■ **Exercise goal**
Take the listing and give it again exactly, from its first line to its last line.

### Raw data ###

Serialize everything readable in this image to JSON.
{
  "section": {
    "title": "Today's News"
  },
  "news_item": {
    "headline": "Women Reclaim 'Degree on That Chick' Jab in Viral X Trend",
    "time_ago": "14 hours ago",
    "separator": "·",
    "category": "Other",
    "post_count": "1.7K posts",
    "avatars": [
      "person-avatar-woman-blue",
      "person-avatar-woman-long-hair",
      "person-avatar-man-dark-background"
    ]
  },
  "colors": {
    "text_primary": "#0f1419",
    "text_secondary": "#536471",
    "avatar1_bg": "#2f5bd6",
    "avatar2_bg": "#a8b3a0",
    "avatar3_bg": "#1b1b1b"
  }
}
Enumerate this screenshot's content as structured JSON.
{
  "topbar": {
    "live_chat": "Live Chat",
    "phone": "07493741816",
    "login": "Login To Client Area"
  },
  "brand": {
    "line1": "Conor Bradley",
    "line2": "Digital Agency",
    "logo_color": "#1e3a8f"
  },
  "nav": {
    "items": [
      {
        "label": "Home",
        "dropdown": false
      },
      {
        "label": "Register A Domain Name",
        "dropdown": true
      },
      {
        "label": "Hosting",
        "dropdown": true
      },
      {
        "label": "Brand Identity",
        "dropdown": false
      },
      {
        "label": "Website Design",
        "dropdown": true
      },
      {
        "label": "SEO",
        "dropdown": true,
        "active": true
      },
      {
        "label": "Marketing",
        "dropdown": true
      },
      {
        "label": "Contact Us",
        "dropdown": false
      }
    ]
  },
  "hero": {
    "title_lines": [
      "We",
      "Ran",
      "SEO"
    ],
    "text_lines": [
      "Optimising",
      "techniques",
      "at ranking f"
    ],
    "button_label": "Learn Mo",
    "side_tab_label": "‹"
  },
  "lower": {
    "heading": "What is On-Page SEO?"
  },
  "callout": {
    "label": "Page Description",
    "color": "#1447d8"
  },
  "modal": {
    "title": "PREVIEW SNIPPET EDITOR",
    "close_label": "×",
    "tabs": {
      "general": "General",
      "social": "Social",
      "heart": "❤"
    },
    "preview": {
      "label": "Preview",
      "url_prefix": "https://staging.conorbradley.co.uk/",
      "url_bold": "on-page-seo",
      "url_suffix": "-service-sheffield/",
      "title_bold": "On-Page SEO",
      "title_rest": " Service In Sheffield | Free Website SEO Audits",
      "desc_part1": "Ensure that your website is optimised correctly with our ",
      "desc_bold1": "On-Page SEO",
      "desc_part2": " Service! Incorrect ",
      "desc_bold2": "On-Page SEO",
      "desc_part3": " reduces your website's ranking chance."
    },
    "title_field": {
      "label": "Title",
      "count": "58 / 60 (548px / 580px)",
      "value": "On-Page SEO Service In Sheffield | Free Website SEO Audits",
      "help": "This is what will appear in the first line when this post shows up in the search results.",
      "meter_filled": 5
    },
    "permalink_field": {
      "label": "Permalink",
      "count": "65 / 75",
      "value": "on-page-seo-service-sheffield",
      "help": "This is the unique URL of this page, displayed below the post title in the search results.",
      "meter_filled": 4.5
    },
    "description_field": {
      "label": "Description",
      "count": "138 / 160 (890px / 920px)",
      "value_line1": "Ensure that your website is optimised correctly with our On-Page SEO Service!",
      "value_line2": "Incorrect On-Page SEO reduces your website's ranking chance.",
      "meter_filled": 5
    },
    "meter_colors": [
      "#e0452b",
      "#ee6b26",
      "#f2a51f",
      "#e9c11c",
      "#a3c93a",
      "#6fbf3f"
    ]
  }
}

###

■ **Answer area**
Serialize everything readable in this image to JSON.
{
  "section": {
    "title": "Today's News"
  },
  "news_item": {
    "headline": "Women Reclaim 'Degree on That Chick' Jab in Viral X Trend",
    "time_ago": "14 hours ago",
    "separator": "·",
    "category": "Other",
    "post_count": "1.7K posts",
    "avatars": [
      "person-avatar-woman-blue",
      "person-avatar-woman-long-hair",
      "person-avatar-man-dark-background"
    ]
  },
  "colors": {
    "text_primary": "#0f1419",
    "text_secondary": "#536471",
    "avatar1_bg": "#2f5bd6",
    "avatar2_bg": "#a8b3a0",
    "avatar3_bg": "#1b1b1b"
  }
}
Enumerate this screenshot's content as structured JSON.
{
  "topbar": {
    "live_chat": "Live Chat",
    "phone": "07493741816",
    "login": "Login To Client Area"
  },
  "brand": {
    "line1": "Conor Bradley",
    "line2": "Digital Agency",
    "logo_color": "#1e3a8f"
  },
  "nav": {
    "items": [
      {
        "label": "Home",
        "dropdown": false
      },
      {
        "label": "Register A Domain Name",
        "dropdown": true
      },
      {
        "label": "Hosting",
        "dropdown": true
      },
      {
        "label": "Brand Identity",
        "dropdown": false
      },
      {
        "label": "Website Design",
        "dropdown": true
      },
      {
        "label": "SEO",
        "dropdown": true,
        "active": true
      },
      {
        "label": "Marketing",
        "dropdown": true
      },
      {
        "label": "Contact Us",
        "dropdown": false
      }
    ]
  },
  "hero": {
    "title_lines": [
      "We",
      "Ran",
      "SEO"
    ],
    "text_lines": [
      "Optimising",
      "techniques",
      "at ranking f"
    ],
    "button_label": "Learn Mo",
    "side_tab_label": "‹"
  },
  "lower": {
    "heading": "What is On-Page SEO?"
  },
  "callout": {
    "label": "Page Description",
    "color": "#1447d8"
  },
  "modal": {
    "title": "PREVIEW SNIPPET EDITOR",
    "close_label": "×",
    "tabs": {
      "general": "General",
      "social": "Social",
      "heart": "❤"
    },
    "preview": {
      "label": "Preview",
      "url_prefix": "https://staging.conorbradley.co.uk/",
      "url_bold": "on-page-seo",
      "url_suffix": "-service-sheffield/",
      "title_bold": "On-Page SEO",
      "title_rest": " Service In Sheffield | Free Website SEO Audits",
      "desc_part1": "Ensure that your website is optimised correctly with our ",
      "desc_bold1": "On-Page SEO",
      "desc_part2": " Service! Incorrect ",
      "desc_bold2": "On-Page SEO",
      "desc_part3": " reduces your website's ranking chance."
    },
    "title_field": {
      "label": "Title",
      "count": "58 / 60 (548px / 580px)",
      "value": "On-Page SEO Service In Sheffield | Free Website SEO Audits",
      "help": "This is what will appear in the first line when this post shows up in the search results.",
      "meter_filled": 5
    },
    "permalink_field": {
      "label": "Permalink",
      "count": "65 / 75",
      "value": "on-page-seo-service-sheffield",
      "help": "This is the unique URL of this page, displayed below the post title in the search results.",
      "meter_filled": 4.5
    },
    "description_field": {
      "label": "Description",
      "count": "138 / 160 (890px / 920px)",
      "value_line1": "Ensure that your website is optimised correctly with our On-Page SEO Service!",
      "value_line2": "Incorrect On-Page SEO reduces your website's ranking chance.",
      "meter_filled": 5
    },
    "meter_colors": [
      "#e0452b",
      "#ee6b26",
      "#f2a51f",
      "#e9c11c",
      "#a3c93a",
      "#6fbf3f"
    ]
  }
}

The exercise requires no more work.